Gerard Way and Gabriel Ba touch on something pretty interesting here in the first issue of the second arc of Umbrella Academy. After the superhero squad saves the world from annihilation at the hands of violinists and raining meteors (yeah this book is that good), the downtown area of the city--I don't actually recall which city and I don't remember whether it was mentioned--was left in shambles, with buildings destroyed, thousands left homeless, hundreds dead, and what I imagine to be thousands of injuries (though again I don't recall whether this was explicitly stated).
In the panel above, the television reporter mentions, "--hospitals unable to deal with the sheer volume of injuries as triage units scramble to cover--." This is pretty significant. Personally, if I lived in a comic book universe that suffered cataclysmic disasters once every month, I would want to be sure that we had enough hospitals in my city to care for me should I ever be taken over by an alien life force, turned evil by a mathematical equation that unmakes existence, or have a meteor land on my head. In fact, would we be able to look at provider capacity data from the American Medical Association or American Hospital Association and deduce how well a major city would be able to handle such a catastrophe?
Well, we would need considerably more information than what is offered in the panels above. However, I came across a fascinating study in the Annals of Emergency Medicine regarding hospital capacity in New York and the effect of 9/11 on discretionary reduction in occupancy. Then let me outsource this to them:
In New York State, 242 hospitals cared for a peak capacity of 2,707 children and 46,613 adults. Occupancy averaged 60% of the peak for children and 82% for adults, allowing an average statewide capacity for a surge of 268 new pediatric and 555 adult patients for each million age-specific population. After the September 11, 2001, attacks, in the New York City region, a discretionary modification of admissions and discharges resulted in an 11% reduction from the expected occupancy for children and adults.
What do these numbers actually mean? Well, according to the study, national policy as of 2004 dictates that hospitals be able to accommodate surges of 500 new patients (children and adults) per 1 million population above the current bed capacity in the event of an emergency. That is, the authors suggest that 500 new patients per million will likely overwhelm hospitals in such situations, particularly so for children since there are fewer pediatric beds per age-specific population than is the case for adults.
However, the study also suggests that more beds could be made available if needed. In fact, the data on discretionary reductions in occupancy and interviews with nurse practitioners and physicians revealed that as much as 1/3 of hospitalized adults could be discharged to accommodate new patients in the event of an emergency.
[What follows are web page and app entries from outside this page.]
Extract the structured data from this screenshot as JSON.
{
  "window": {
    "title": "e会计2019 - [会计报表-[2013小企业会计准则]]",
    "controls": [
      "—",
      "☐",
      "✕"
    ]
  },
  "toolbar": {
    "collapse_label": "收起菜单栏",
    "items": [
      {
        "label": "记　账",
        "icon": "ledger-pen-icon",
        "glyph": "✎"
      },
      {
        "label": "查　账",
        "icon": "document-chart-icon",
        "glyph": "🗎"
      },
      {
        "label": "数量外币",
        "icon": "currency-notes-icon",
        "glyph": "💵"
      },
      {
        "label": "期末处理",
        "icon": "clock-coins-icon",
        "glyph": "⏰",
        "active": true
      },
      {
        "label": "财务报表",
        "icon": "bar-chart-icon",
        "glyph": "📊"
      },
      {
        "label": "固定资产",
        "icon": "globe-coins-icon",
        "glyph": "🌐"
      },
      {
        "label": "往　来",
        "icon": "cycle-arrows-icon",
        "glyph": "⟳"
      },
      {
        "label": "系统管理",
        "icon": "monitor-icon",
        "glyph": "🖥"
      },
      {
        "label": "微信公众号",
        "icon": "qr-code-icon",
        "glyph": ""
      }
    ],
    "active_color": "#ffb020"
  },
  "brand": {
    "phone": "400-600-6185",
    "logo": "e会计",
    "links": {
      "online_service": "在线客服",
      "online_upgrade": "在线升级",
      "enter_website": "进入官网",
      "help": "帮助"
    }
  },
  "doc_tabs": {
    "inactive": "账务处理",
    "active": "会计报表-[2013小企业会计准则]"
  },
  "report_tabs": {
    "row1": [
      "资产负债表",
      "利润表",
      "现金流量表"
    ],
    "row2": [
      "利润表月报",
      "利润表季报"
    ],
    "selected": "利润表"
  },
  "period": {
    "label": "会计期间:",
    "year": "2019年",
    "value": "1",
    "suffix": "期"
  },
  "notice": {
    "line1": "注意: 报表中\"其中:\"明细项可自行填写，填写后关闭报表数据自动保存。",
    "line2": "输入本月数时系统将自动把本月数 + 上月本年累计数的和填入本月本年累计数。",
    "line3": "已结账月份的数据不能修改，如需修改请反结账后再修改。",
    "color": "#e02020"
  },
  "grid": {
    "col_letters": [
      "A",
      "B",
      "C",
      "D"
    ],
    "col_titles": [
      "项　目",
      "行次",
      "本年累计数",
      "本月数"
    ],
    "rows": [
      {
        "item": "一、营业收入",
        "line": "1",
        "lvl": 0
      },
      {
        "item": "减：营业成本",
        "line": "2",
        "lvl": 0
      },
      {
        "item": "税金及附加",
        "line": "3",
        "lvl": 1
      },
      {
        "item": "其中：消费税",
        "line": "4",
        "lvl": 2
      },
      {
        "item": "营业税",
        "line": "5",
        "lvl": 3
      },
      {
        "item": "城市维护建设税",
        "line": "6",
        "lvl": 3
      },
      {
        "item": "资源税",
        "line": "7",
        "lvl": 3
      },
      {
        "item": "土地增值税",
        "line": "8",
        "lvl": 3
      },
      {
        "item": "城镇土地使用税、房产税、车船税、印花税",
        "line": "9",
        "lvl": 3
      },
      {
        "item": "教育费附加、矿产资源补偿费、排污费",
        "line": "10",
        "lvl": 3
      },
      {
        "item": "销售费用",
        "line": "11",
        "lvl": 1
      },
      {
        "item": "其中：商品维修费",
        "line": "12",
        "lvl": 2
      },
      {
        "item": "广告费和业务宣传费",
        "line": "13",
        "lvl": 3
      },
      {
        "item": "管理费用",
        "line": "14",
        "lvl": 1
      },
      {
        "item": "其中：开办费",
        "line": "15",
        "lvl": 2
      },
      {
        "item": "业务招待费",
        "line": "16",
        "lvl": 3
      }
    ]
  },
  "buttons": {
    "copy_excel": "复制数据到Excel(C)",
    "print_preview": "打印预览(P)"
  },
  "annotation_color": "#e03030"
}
Beyond actual hospital capacity however, there are other factors. A study published by the New York Presbyterian Hospital and Cornell Weill Medical Center reported EMS communication errors and problems transporting triage burn victims to specialized centers during 9/11. Although an adequate number of beds were available, evidently only 26% of victims were successfully transported.
As far as the Umbrella Academy goes, we don't know how many people were injured and we don't know how many people died while being treated in hospitals. From the looks of it, it seems to actually be less severe than September 11 in terms of injuries and death tolls, so hospitals might have the equipment not to be too stressed. Of course, this scenario involves meteors, violins, robots, and superheroes. It could be that the injuries sustained during this attack were much more severe and required more attention and hospitalization.
The point is that in extremely disastrous supervillain attacks--the kind that has become commonplace in the DC and Marvel Universes--we might be in deep, deep trouble. I wonder if there is a larger health provider workforce and whether more funds are devoted to increased beds, etc. in these universes. There probably should be. In fact, that 500 per million population statistic would likely be greater.
If the increase in utilization from a single-payer health care system would be enough to overwhelm hospitals, imagine a weekly attack from Darkseid, Brainiac, and the Joker. Talk about a need for health reform...